#### Data supplied

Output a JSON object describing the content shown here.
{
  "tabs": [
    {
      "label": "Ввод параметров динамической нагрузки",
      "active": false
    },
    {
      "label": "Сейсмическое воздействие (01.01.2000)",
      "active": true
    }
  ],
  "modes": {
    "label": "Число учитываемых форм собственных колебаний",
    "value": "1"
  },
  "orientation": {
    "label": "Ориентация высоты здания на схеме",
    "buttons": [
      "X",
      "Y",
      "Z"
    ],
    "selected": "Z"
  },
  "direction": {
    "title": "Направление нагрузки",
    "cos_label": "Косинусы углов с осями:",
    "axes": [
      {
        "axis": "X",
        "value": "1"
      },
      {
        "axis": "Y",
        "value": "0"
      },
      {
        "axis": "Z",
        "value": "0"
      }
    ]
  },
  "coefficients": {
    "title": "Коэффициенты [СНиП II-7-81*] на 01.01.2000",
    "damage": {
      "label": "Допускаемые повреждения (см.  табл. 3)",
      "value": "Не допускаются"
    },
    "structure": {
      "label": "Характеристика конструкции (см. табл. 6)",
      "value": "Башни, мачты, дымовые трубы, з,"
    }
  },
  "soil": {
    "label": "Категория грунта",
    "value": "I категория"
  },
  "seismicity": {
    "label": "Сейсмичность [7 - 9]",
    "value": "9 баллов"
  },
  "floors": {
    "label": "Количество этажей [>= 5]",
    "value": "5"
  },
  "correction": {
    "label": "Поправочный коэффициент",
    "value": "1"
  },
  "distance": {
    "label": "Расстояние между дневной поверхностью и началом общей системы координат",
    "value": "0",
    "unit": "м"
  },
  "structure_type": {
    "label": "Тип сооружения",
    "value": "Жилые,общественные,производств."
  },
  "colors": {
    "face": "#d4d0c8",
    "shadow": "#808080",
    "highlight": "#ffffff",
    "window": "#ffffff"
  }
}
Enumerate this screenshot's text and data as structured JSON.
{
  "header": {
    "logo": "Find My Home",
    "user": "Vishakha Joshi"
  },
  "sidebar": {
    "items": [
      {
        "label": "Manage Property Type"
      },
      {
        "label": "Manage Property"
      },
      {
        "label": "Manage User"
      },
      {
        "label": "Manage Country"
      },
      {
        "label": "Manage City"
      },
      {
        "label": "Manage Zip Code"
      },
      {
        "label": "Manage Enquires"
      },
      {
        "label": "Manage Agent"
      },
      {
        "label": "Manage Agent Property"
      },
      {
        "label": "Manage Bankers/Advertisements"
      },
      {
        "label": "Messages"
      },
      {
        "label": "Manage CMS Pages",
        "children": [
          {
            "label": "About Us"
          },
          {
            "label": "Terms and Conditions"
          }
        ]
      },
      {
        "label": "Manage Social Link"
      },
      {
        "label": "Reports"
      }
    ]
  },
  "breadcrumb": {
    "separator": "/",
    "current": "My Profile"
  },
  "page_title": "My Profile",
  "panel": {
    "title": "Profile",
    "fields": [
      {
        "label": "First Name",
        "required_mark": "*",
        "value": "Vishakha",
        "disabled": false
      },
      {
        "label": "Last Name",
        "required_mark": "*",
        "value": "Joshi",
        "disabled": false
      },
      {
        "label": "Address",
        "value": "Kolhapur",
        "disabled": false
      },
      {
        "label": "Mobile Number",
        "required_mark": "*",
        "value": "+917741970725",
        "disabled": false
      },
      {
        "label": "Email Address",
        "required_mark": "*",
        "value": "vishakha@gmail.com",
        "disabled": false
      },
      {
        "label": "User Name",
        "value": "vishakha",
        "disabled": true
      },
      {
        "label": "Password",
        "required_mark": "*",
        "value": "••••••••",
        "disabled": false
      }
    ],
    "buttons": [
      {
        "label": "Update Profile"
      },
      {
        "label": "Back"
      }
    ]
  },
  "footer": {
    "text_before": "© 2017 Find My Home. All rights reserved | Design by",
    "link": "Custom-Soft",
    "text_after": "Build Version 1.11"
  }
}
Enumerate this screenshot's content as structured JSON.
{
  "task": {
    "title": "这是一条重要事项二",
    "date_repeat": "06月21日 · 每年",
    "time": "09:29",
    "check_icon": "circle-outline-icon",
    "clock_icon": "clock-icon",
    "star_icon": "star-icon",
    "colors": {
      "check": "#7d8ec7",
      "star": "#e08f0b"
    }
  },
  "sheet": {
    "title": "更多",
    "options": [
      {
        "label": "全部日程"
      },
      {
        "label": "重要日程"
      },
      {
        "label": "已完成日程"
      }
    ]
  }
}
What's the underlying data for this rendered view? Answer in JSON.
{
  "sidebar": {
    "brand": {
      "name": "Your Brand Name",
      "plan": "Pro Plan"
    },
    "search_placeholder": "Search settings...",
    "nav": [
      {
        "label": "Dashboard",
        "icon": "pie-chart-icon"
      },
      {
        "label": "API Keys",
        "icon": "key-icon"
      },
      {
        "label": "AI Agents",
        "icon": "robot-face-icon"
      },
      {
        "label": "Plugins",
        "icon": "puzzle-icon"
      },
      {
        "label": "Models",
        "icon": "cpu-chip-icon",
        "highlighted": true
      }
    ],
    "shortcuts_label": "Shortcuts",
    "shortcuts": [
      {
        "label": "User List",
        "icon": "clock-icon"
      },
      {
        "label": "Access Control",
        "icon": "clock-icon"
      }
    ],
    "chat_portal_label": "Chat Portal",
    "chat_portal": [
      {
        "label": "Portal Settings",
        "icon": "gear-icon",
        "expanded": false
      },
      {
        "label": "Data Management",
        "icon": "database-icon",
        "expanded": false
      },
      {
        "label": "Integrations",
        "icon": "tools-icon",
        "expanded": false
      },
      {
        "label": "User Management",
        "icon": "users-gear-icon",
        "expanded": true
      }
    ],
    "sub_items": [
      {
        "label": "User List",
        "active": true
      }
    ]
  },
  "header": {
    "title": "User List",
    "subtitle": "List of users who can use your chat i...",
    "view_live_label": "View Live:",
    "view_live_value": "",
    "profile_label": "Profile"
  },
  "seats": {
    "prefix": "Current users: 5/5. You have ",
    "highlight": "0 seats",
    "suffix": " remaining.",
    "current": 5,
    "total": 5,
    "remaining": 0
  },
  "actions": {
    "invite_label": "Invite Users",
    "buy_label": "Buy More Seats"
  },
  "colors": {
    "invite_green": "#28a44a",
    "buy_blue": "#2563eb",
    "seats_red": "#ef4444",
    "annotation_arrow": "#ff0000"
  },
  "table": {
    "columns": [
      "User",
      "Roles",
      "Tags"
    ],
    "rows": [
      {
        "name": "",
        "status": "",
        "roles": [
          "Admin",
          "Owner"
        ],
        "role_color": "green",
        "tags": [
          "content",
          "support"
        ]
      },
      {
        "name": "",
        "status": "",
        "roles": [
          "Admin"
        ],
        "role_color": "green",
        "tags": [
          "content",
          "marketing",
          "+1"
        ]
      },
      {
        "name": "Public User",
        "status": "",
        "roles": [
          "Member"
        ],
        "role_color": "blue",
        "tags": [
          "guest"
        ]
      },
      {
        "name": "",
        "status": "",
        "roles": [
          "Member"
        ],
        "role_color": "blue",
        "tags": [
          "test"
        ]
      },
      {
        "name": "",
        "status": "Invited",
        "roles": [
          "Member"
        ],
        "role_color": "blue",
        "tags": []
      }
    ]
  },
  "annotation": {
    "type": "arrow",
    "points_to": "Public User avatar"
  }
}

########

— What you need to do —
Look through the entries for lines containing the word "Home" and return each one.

— Task answer —
    "logo": "Find My Home",
    "text_before": "© 2017 Find My Home. All rights reserved | Design by",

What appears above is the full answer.